Entries from a dataset of interfaces
[Start of Attachment]

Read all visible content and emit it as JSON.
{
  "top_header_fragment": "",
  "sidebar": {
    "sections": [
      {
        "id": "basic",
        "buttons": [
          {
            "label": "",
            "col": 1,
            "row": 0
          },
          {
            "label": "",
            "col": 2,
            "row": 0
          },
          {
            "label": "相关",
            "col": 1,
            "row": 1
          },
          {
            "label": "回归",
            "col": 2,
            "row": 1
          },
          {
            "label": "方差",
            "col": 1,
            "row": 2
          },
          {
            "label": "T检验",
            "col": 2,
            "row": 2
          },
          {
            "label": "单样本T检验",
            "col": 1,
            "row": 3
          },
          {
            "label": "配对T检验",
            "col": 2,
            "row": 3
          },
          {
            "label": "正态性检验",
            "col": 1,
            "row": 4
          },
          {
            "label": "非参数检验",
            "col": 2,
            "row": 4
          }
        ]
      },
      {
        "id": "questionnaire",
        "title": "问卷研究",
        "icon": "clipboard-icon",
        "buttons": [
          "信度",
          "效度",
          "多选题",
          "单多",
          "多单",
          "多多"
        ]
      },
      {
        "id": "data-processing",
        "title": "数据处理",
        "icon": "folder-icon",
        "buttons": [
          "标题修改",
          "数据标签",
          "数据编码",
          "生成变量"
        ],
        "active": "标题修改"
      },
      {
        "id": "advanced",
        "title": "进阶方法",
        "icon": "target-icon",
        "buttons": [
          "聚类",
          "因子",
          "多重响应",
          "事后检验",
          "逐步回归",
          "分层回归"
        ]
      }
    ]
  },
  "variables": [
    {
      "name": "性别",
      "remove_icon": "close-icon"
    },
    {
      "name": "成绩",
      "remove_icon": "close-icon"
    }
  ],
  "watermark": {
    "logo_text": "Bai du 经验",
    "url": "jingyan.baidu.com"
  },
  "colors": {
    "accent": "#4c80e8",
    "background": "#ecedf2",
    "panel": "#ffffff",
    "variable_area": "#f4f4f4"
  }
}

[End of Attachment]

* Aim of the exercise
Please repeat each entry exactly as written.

* Result
Read all visible content and emit it as JSON.
{
  "top_header_fragment": "",
  "sidebar": {
    "sections": [
      {
        "id": "basic",
        "buttons": [
          {
            "label": "",
            "col": 1,
            "row": 0
          },
          {
            "label": "",
            "col": 2,
            "row": 0
          },
          {
            "label": "相关",
            "col": 1,
            "row": 1
          },
          {
            "label": "回归",
            "col": 2,
            "row": 1
          },
          {
            "label": "方差",
            "col": 1,
            "row": 2
          },
          {
            "label": "T检验",
            "col": 2,
            "row": 2
          },
          {
            "label": "单样本T检验",
            "col": 1,
            "row": 3
          },
          {
            "label": "配对T检验",
            "col": 2,
            "row": 3
          },
          {
            "label": "正态性检验",
            "col": 1,
            "row": 4
          },
          {
            "label": "非参数检验",
            "col": 2,
            "row": 4
          }
        ]
      },
      {
        "id": "questionnaire",
        "title": "问卷研究",
        "icon": "clipboard-icon",
        "buttons": [
          "信度",
          "效度",
          "多选题",
          "单多",
          "多单",
          "多多"
        ]
      },
      {
        "id": "data-processing",
        "title": "数据处理",
        "icon": "folder-icon",
        "buttons": [
          "标题修改",
          "数据标签",
          "数据编码",
          "生成变量"
        ],
        "active": "标题修改"
      },
      {
        "id": "advanced",
        "title": "进阶方法",
        "icon": "target-icon",
        "buttons": [
          "聚类",
          "因子",
          "多重响应",
          "事后检验",
          "逐步回归",
          "分层回归"
        ]
      }
    ]
  },
  "variables": [
    {
      "name": "性别",
      "remove_icon": "close-icon"
    },
    {
      "name": "成绩",
      "remove_icon": "close-icon"
    }
  ],
  "watermark": {
    "logo_text": "Bai du 经验",
    "url": "jingyan.baidu.com"
  },
  "colors": {
    "accent": "#4c80e8",
    "background": "#ecedf2",
    "panel": "#ffffff",
    "variable_area": "#f4f4f4"
  }
}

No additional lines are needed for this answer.